* **About this exercise**
The answer should contain every entry below, copied exactly.

* **Source information**
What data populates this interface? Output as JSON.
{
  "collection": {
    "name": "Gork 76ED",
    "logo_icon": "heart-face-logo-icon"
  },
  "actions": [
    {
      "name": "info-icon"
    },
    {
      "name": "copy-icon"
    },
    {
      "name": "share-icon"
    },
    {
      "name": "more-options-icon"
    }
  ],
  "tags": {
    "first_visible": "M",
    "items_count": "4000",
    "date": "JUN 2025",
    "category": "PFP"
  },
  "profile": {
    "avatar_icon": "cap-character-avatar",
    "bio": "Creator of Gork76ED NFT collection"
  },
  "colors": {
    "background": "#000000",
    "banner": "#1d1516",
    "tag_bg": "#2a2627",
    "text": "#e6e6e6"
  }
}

* **Answer box**
What data populates this interface? Output as JSON.
{
  "collection": {
    "name": "Gork 76ED",
    "logo_icon": "heart-face-logo-icon"
  },
  "actions": [
    {
      "name": "info-icon"
    },
    {
      "name": "copy-icon"
    },
    {
      "name": "share-icon"
    },
    {
      "name": "more-options-icon"
    }
  ],
  "tags": {
    "first_visible": "M",
    "items_count": "4000",
    "date": "JUN 2025",
    "category": "PFP"
  },
  "profile": {
    "avatar_icon": "cap-character-avatar",
    "bio": "Creator of Gork76ED NFT collection"
  },
  "colors": {
    "background": "#000000",
    "banner": "#1d1516",
    "tag_bg": "#2a2627",
    "text": "#e6e6e6"
  }
}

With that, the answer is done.